** SOURCE MATERIAL **
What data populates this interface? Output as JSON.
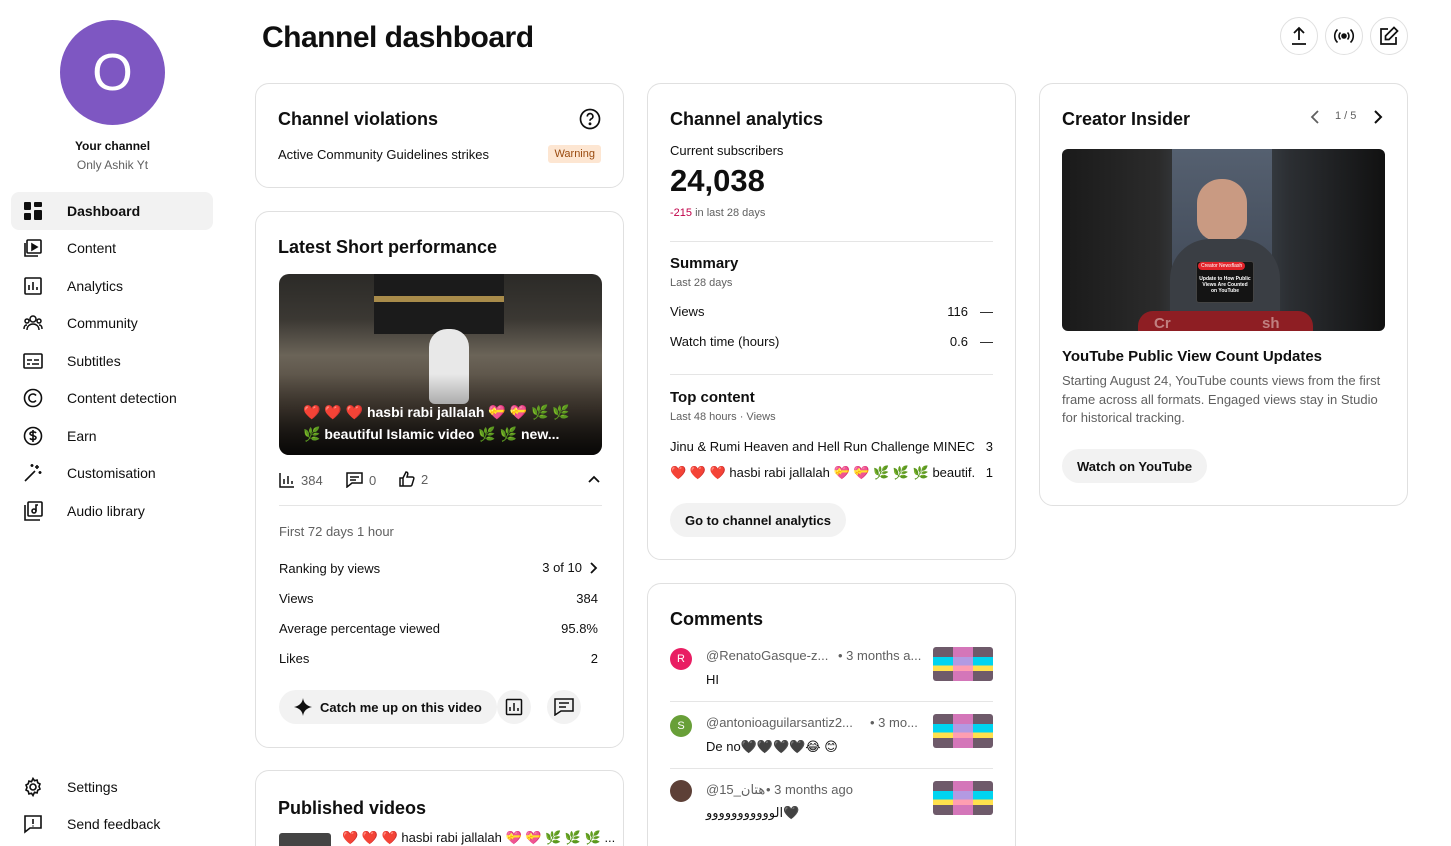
{
  "sidebar": {
    "avatar_letter": "O",
    "your_channel": "Your channel",
    "channel_name": "Only Ashik Yt",
    "items": [
      {
        "label": "Dashboard",
        "icon": "dashboard-icon",
        "active": true
      },
      {
        "label": "Content",
        "icon": "content-icon"
      },
      {
        "label": "Analytics",
        "icon": "analytics-icon"
      },
      {
        "label": "Community",
        "icon": "community-icon"
      },
      {
        "label": "Subtitles",
        "icon": "subtitles-icon"
      },
      {
        "label": "Content detection",
        "icon": "copyright-icon"
      },
      {
        "label": "Earn",
        "icon": "dollar-icon"
      },
      {
        "label": "Customisation",
        "icon": "magic-wand-icon"
      },
      {
        "label": "Audio library",
        "icon": "audio-library-icon"
      }
    ],
    "bottom_items": [
      {
        "label": "Settings",
        "icon": "gear-icon"
      },
      {
        "label": "Send feedback",
        "icon": "feedback-icon"
      }
    ]
  },
  "header": {
    "title": "Channel dashboard",
    "actions": [
      "upload-icon",
      "live-icon",
      "create-post-icon"
    ]
  },
  "violations": {
    "title": "Channel violations",
    "strikes_label": "Active Community Guidelines strikes",
    "badge": "Warning"
  },
  "short_perf": {
    "title": "Latest Short performance",
    "video_title_line1": "❤️ ❤️ ❤️ hasbi rabi jallalah 💝 💝 🌿 🌿",
    "video_title_line2": "🌿 beautiful Islamic video 🌿 🌿 new...",
    "views_count": "384",
    "comments_count": "0",
    "likes_count": "2",
    "period": "First 72 days 1 hour",
    "ranking_label": "Ranking by views",
    "ranking_value": "3 of 10",
    "views_label": "Views",
    "views_value": "384",
    "avg_label": "Average percentage viewed",
    "avg_value": "95.8%",
    "likes_label": "Likes",
    "likes_value": "2",
    "catch_up": "Catch me up on this video"
  },
  "published": {
    "title": "Published videos",
    "first_title": "❤️ ❤️ ❤️ hasbi rabi jallalah 💝 💝 🌿 🌿 🌿 ..."
  },
  "analytics": {
    "title": "Channel analytics",
    "subs_label": "Current subscribers",
    "subs_value": "24,038",
    "subs_change": "-215",
    "subs_change_suffix": "in last 28 days",
    "summary_title": "Summary",
    "summary_period": "Last 28 days",
    "views_label": "Views",
    "views_value": "116",
    "watch_label": "Watch time (hours)",
    "watch_value": "0.6",
    "dash": "—",
    "top_title": "Top content",
    "top_period": "Last 48 hours · Views",
    "top_items": [
      {
        "title": "Jinu & Rumi Heaven and Hell Run Challenge MINEC...",
        "views": "3"
      },
      {
        "title": "❤️ ❤️ ❤️ hasbi rabi jallalah 💝 💝 🌿 🌿 🌿 beautif...",
        "views": "1"
      }
    ],
    "go_button": "Go to channel analytics"
  },
  "comments": {
    "title": "Comments",
    "items": [
      {
        "avatar": "R",
        "avatar_color": "#e91e63",
        "author": "@RenatoGasque-z...",
        "time": "• 3 months a...",
        "text": "HI"
      },
      {
        "avatar": "S",
        "avatar_color": "#689f38",
        "author": "@antonioaguilarsantiz2...",
        "time": "• 3 mo...",
        "text": "De no🖤🖤🖤🖤😂 😊"
      },
      {
        "avatar": "",
        "avatar_color": "#5d4037",
        "author": "@15_هتان",
        "time": "• 3 months ago",
        "text": "الووووووووووو🖤"
      }
    ]
  },
  "insider": {
    "title": "Creator Insider",
    "pager": "1 / 5",
    "thumb_badge": "Creator Newsflash",
    "thumb_text": "Update to How Public Views Are Counted on YouTube",
    "thumb_bg_left": "Cr",
    "thumb_bg_right": "sh",
    "video_title": "YouTube Public View Count Updates",
    "description": "Starting August 24, YouTube counts views from the first frame across all formats. Engaged views stay in Studio for historical tracking.",
    "watch_button": "Watch on YouTube"
  }
}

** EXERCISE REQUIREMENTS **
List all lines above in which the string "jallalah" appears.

** TASK ANSWER **
    "video_title_line1": "❤️ ❤️ ❤️ hasbi rabi jallalah 💝 💝 🌿 🌿",
    "first_title": "❤️ ❤️ ❤️ hasbi rabi jallalah 💝 💝 🌿 🌿 🌿 ..."
        "title": "❤️ ❤️ ❤️ hasbi rabi jallalah 💝 💝 🌿 🌿 🌿 beautif...",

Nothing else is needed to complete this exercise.